The Ruckus family decides to bury Nana in Woodcrest because Uncle Ruckus works for the cemetery as a grave digger for one of his 47 jobs and can get a 70% discount on a funeral. Darrel and Darell help Ruckus dig Nana's grave. Ruckus' brothers give him a new perspective on Mista when they tell him how hard he had to work for the white man and much of his dignity was taken by working for them. Indeed every job Mista is shown to have ends up with his back getting mutilated in some way. They help Ruckus realize that hia abuse was more than likely his misguided way of preparing them all for a harsh world.
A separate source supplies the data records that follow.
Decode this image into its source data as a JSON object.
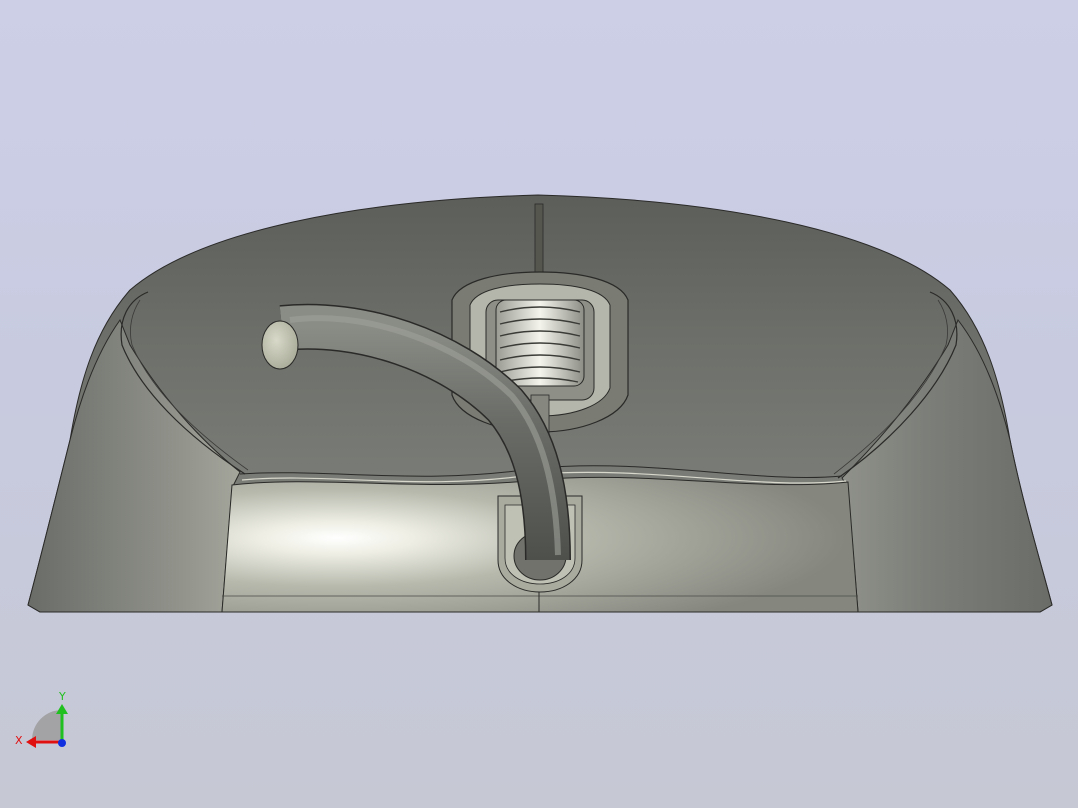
{
  "viewport": {
    "background_top": "#cdcfe7",
    "background_bottom": "#c6c8d4"
  },
  "model": {
    "icon": "mouse-body-3d-model"
  },
  "triad": {
    "x_label": "X",
    "y_label": "Y",
    "x_color": "#e01010",
    "y_color": "#20c020",
    "z_color": "#1030e0"
  }
}
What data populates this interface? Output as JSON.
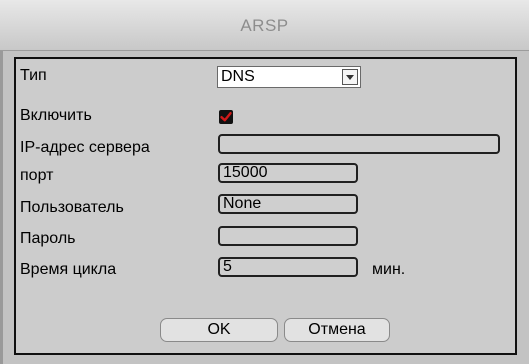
{
  "window": {
    "title": "ARSP"
  },
  "form": {
    "type_label": "Тип",
    "type_value": "DNS",
    "enable_label": "Включить",
    "enable_checked": true,
    "server_ip_label": "IP-адрес сервера",
    "server_ip_value": "",
    "port_label": "порт",
    "port_value": "15000",
    "user_label": "Пользователь",
    "user_value": "None",
    "password_label": "Пароль",
    "password_value": "",
    "cycle_label": "Время цикла",
    "cycle_value": "5",
    "cycle_unit": "мин."
  },
  "buttons": {
    "ok_label": "OK",
    "cancel_label": "Отмена"
  },
  "colors": {
    "checkbox_check": "#d11a1a",
    "panel_border": "#101010"
  },
  "icons": {
    "dropdown": "chevron-down-icon",
    "check": "check-icon"
  }
}
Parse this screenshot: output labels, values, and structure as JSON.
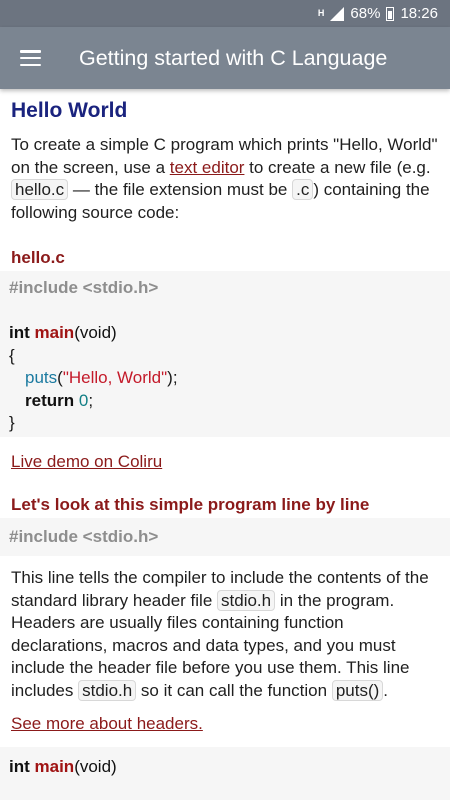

At Nana's funeral (which Granddad drags the boys to because he has to see how such a tragic story ends) Darrel reads Nana's speech detailing her desire to die and her disappointment that her only child, Mista, didn't die before her. Mista takes the opportunity to berate Nana from the grave and Ruckus to his face. Ruckus loses his calm and tells off Mista with force in his voice. Mista gets ready to beat on Ruckus, but his bad back goes out and he falls into Nana's grave and snaps his neck. In the aftermath of it all, Ruckus realizes his hatred of the black man had a lot to do with Mista and realizes the time may come to stop hating the black man "and start pitying them for being so inferior to the white man."
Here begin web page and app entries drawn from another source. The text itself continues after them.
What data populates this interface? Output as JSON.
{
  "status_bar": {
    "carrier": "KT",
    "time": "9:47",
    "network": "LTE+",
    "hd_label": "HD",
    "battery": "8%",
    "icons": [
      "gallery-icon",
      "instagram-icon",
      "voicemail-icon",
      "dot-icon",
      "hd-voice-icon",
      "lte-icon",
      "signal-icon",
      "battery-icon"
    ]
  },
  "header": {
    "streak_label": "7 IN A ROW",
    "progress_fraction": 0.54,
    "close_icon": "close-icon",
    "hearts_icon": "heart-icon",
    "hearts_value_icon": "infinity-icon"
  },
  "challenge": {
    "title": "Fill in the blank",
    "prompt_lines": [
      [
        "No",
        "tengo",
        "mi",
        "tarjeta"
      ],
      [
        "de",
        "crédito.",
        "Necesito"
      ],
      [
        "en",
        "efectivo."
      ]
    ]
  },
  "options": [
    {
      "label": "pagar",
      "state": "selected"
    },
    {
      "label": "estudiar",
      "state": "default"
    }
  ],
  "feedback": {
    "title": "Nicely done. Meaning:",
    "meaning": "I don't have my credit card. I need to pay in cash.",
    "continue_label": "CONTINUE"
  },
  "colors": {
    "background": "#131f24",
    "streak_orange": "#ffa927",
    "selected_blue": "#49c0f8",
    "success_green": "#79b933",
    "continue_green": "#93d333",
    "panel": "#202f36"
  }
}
An episode that could have gone very wrong very quickly, but always managed to stay fresh and perfectly balanced between comedy and tragedy - and actually gave Ruckus a good reason for his racism! This episode did a lot to redeem a character whose intense hatred of black people had reached a level where he was nearly completely unrelatable. And for the first time in an episode focusing on Ruckus, the Freemans did not feel shoehorned into the plot. This time they were basically the audience, watching the story unfold before them. Much better than trying to force interaction between them and Ruckus. McGruder has once again proven he can make a great episode about everyone's favorite self-hating racist. While no Ruckus-centric episode will ever be a perfect 10 in my eyes, this is as perfect as a Ruckus episode can be. 9.7/10 Now there's nothing to do but wait for what looks to be the most epic finale of The Boondocks thus far!